Online, TikTok content creator @hydrationceo (real name Rachel) says she’s also noticed an uptick in buzz about alcohol-adjacent products. It’s a signal of a shifting drinks culture, she tells VinePair over email.
“I feel like more and more people are moving away from spending evenings at the bar and are opting to spend evenings at home doing a wine-infused skincare mask instead,” she says. “For people who are sober-curious, it seems like a fun way to indulge without the hangover.”
While King says some products — like luxurious red wine baths, which don’t typically absorb into the skin like targeted skin care — can be all hype without the benefits, there’s still a lot left to learn. Both the beauty and alcohol industry are still growing in tandem, as the Monkey Shoulder’s Mains tells VinePair.
“As people find the benefits of different grains on our skin in the beauty industry, you notice a lot of trends being inspired by different distillation methods,” she says. “Most master distillers have chemical engineering degrees, and it’s the same thing in the makeup and perfume industry. That is, at the heart of it: understanding the chemical makeup of what these products do, whether it’s putting them in a barrel and aging them or distilling them.”

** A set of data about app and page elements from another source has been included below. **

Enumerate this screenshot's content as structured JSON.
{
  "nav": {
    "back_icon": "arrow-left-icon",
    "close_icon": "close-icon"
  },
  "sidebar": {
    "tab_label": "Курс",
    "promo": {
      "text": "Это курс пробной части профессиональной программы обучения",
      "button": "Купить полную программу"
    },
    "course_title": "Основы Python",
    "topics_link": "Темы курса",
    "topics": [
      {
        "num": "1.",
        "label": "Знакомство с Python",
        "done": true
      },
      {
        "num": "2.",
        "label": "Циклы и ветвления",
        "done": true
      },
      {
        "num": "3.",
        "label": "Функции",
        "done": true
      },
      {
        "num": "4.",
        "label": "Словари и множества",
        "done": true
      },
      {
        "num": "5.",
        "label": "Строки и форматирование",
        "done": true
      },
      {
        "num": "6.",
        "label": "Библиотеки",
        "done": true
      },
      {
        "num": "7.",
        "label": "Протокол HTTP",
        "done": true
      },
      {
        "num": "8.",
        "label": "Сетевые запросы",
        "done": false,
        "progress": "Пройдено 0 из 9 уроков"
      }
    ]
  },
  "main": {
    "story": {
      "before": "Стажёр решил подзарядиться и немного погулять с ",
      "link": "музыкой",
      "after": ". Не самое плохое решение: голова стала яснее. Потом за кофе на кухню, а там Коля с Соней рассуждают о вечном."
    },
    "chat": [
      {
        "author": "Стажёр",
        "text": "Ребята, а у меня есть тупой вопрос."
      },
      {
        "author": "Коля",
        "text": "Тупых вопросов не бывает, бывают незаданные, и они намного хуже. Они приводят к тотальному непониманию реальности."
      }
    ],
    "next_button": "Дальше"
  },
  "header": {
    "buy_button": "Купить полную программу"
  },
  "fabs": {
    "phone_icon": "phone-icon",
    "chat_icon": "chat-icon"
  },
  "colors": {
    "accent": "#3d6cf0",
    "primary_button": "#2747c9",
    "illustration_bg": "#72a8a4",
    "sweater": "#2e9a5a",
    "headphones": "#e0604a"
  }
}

So whether one is spritzing on a whisky-scented musk or enjoying a soothing sake mask, it’s never been easier to indulge in a luxurious alcoholic beverage — and drink one, too.